We have been working on putting field fencing up around the perimeter of the farm for over 9 months and we finally finished this week. I would say it’s time to celebrate but there are too many things to accomplish to get the farm fully functioning before we can crack open the bubbly. The fencing will help us utilize all of our pastures and we will be a little closer to fully realizing our rotational grazing farm model. One other step in this process is getting a more efficient irrigation system installed. The farm has received two grants for the project but because of the sequester everything has slowed down dramatically. I am not complaining because I feel incredibly grateful to even have the grants and there are so many other things that have lost their funding that are much more essential. We had been planning on breaking ground this month but we are still in the review part of the process. The grants will allow a small farm like ours to use all of our pastures and to grow good quality grass during the months of the year we don’t have any precipitation. Right now when we use our irrigation water it runs through a series of ditches and most of the water gets wasted and over waters creating bad quality grass that is not good for foraging. Most of our precipitation comes during the winter months so being able to use a small amount of water during the dry months in an efficient way will make it possible for us to practice our grass based farming in a way that needs fewer inputs (feed for chickens and hay for sheep) from off of the farm.

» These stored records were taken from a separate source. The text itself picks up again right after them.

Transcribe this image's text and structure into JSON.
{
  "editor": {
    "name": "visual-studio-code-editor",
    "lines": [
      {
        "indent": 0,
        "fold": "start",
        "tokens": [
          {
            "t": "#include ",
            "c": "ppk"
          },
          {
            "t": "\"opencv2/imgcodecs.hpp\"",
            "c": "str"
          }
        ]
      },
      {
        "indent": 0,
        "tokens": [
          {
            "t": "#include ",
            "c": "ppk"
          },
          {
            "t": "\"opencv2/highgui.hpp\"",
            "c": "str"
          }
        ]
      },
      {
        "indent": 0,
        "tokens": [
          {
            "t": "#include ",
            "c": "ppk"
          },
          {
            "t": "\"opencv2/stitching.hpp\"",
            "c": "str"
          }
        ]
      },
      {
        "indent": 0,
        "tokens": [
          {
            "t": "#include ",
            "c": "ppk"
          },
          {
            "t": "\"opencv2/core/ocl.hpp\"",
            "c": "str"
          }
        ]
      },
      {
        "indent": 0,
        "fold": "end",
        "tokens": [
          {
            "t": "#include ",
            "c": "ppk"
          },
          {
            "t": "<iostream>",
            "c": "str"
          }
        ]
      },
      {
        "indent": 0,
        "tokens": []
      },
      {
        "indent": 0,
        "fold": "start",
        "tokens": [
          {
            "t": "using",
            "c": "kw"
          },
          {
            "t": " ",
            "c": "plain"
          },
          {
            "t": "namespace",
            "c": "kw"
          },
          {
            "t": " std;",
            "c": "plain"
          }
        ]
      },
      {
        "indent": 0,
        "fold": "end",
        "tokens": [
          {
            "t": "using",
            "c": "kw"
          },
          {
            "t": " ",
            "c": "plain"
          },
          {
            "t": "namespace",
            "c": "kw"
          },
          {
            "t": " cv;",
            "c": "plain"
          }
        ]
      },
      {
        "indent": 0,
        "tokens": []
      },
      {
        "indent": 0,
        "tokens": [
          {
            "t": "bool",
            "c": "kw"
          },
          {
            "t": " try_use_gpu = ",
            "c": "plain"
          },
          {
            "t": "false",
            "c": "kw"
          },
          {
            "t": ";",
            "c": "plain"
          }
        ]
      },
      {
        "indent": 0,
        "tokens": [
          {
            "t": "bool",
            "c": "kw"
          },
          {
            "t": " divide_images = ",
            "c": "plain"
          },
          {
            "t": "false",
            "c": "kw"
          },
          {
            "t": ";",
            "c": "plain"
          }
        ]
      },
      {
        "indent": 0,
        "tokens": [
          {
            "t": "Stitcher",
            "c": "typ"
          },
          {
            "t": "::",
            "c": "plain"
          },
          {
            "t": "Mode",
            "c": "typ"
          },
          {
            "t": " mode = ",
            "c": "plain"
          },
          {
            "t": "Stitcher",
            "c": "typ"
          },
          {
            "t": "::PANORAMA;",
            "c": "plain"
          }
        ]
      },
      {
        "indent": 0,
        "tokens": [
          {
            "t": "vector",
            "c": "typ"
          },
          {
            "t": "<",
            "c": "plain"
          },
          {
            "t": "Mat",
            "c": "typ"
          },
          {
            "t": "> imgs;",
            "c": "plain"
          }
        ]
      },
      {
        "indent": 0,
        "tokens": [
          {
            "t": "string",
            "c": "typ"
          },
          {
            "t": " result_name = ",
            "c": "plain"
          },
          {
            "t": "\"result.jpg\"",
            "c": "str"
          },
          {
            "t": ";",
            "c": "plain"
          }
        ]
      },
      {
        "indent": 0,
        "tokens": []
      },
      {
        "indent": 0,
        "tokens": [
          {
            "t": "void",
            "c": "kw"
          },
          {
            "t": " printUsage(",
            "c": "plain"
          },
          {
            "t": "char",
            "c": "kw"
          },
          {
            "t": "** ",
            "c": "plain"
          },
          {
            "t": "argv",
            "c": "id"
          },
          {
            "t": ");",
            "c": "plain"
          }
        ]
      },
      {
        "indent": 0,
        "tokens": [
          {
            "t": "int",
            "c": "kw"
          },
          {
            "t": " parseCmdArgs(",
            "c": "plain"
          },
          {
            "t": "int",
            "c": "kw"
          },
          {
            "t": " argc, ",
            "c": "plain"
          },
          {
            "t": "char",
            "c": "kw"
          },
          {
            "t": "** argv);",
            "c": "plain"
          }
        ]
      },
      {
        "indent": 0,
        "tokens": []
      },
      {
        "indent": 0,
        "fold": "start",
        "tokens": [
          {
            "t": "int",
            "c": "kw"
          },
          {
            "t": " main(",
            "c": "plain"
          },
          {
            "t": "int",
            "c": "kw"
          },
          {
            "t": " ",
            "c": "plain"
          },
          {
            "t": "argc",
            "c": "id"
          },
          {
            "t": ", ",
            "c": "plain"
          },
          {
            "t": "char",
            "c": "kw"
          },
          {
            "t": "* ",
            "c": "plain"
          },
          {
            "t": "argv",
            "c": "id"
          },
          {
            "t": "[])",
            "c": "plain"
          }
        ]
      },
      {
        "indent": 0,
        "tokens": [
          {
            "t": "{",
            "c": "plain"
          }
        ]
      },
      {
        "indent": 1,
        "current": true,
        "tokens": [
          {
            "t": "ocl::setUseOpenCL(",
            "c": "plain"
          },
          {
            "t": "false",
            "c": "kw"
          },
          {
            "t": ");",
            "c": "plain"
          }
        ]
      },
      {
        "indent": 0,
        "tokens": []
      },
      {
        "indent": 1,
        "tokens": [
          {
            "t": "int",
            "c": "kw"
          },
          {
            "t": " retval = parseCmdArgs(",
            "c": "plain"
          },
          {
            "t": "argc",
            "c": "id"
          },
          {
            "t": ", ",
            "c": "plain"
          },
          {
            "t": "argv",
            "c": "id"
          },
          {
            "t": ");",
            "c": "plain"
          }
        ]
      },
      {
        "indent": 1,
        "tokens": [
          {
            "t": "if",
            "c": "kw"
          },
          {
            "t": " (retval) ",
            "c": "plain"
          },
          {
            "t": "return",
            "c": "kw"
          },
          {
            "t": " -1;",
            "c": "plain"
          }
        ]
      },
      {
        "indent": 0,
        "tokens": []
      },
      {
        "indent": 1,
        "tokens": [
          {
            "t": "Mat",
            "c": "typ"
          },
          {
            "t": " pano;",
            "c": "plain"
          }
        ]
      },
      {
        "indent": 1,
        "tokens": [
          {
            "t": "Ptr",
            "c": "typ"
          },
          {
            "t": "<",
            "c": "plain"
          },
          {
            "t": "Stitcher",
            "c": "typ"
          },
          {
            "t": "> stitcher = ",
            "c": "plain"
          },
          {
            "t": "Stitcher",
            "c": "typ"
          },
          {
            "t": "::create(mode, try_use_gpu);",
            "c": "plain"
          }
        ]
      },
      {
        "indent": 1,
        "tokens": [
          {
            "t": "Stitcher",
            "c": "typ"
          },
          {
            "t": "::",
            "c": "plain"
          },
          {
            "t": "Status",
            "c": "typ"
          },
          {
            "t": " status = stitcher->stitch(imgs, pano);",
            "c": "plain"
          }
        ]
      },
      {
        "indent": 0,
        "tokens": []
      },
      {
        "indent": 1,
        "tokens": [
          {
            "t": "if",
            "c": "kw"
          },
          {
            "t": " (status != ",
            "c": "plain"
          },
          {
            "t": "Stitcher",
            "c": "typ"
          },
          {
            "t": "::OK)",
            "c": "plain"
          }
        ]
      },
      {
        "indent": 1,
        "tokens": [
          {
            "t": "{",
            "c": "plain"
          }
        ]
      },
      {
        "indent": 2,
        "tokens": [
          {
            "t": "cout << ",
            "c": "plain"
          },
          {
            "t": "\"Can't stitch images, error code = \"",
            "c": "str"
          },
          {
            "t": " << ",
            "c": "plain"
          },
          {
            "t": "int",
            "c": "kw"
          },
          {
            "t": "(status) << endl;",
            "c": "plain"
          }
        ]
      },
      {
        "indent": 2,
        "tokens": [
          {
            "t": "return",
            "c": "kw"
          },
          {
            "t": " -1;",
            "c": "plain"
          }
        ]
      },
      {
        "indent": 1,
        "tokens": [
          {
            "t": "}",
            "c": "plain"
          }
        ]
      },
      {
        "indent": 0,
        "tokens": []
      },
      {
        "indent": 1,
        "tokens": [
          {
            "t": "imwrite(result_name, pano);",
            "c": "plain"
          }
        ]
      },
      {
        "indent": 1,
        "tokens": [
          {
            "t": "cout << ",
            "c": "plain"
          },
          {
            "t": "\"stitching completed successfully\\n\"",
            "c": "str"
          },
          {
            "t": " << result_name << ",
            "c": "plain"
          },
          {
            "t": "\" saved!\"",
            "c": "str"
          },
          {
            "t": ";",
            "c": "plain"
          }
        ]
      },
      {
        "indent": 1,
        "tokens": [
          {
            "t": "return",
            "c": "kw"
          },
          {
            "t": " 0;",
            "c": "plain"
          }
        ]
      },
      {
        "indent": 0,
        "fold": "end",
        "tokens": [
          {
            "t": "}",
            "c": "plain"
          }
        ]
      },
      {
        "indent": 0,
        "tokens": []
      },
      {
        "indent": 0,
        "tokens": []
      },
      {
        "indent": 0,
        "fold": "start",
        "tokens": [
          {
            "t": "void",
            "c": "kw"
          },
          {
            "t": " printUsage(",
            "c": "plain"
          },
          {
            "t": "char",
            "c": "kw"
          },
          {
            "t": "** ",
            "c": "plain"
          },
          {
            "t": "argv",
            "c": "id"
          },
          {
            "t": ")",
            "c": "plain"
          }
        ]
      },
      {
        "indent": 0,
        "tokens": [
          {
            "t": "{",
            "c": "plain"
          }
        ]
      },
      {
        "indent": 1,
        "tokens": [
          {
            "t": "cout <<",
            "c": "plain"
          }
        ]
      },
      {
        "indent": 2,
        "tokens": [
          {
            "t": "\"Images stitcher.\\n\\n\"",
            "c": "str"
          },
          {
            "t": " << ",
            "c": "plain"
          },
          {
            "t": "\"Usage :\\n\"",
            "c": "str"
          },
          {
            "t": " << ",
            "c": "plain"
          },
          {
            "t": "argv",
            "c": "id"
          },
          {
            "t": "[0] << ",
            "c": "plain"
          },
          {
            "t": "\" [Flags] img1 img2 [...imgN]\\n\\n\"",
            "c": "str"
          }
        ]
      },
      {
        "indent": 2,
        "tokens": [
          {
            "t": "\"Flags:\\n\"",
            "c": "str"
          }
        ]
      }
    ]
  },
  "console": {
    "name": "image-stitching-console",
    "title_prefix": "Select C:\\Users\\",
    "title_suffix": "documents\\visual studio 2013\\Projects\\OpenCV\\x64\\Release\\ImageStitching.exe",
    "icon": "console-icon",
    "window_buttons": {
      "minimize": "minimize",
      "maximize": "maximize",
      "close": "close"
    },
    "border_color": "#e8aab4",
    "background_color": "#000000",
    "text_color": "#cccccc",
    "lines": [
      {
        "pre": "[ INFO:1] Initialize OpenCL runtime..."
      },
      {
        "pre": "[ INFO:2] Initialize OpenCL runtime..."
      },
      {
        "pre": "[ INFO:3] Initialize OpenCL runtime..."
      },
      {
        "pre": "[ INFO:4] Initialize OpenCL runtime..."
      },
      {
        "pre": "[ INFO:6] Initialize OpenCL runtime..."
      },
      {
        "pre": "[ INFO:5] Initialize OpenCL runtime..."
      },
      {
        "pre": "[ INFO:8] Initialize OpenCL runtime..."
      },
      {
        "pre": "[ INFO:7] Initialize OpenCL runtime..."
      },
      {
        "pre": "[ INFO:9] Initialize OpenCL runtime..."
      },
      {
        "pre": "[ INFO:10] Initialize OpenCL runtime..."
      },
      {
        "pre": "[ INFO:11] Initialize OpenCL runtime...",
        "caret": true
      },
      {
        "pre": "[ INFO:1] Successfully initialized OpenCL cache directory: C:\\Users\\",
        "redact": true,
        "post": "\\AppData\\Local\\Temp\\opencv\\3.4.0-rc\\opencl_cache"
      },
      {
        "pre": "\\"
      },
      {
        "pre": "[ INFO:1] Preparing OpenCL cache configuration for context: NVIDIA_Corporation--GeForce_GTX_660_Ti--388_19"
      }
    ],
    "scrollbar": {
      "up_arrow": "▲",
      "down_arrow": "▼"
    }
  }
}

Another way to practice rotational grazing that creates healthy soil and healthy food is to have the right amount of animals grazing for the size of the farm. Right now we don’t have quite enough animals to keep up with all the grass we are growing. We are adding on one more flock of laying hens, expanding the number of breeding sheep we will have year round, and looking for a couple bull calves to raise. So what else makes us different from conventional farms besides the fact that our animals are not caged and we don’t spray pesticides on our pastures? We keep the number of animals we raise low to create healthier soil by not over grazing and in turn the soil gives us healthier eggs, meat, and someday milk. We produce less food than a conventional farm and we will do it by using fewer inputs (subsidized soy and corn feed) and instead use our own labor moving animals around on pasture. So we produce less food and we need more man/woman hours to do it. What does this mean? It means in no way can we compete with the prices that conventional farmers sell their food for. They are basing their farm models on an economy that relies on cheap subsidized feed and that doesn’t give them much room to care about the health of animals and people. In every aspect of our farming decisions we take into consideration the health of the animals, the farm as a whole, the people who eat our food, and the long term health of the environment. So how do we accomplish all of this, farm the way we want and make it economically sustainable? We will have to spend time educating people, taking the time to talk to them about the way we choose to farm and why it is worth their hard earned money to pay more for food. We will also have to make sure we are paying close attention to economic forces and utilizing all the resources we have at hand. It is also why we pay close attention to the breeds we choose. The Icelandic sheep are tri-purpose which means you can get Fiber, Milk, and Meat from them and it will make our farm that much more economically diverse. When we pick a breed of Cattle we will make sure we have one that grazes in a way that will work best with our farm model. We will also be growing the vast majority of our own fruits and veggies (utilizing all the great compost we were able to make with a winters worth of sheep manure) this year and selling what we have in abundance at the farmers market along with our eggs and meat.
Now that all of our serious business is out of the way we can move onto all the great moments from our first lambing season. It’s technically not over because we have one ewe still pregnant but I can’t resist sharing this special time with you. In addition we have our bottle fed lambs back and a shelter set up for them near the house. We moved the other sheep into a small paddock nearby so Lulu could keep an eye on everyone and well the grass was starting to look like it needed some four legged mowing anyways.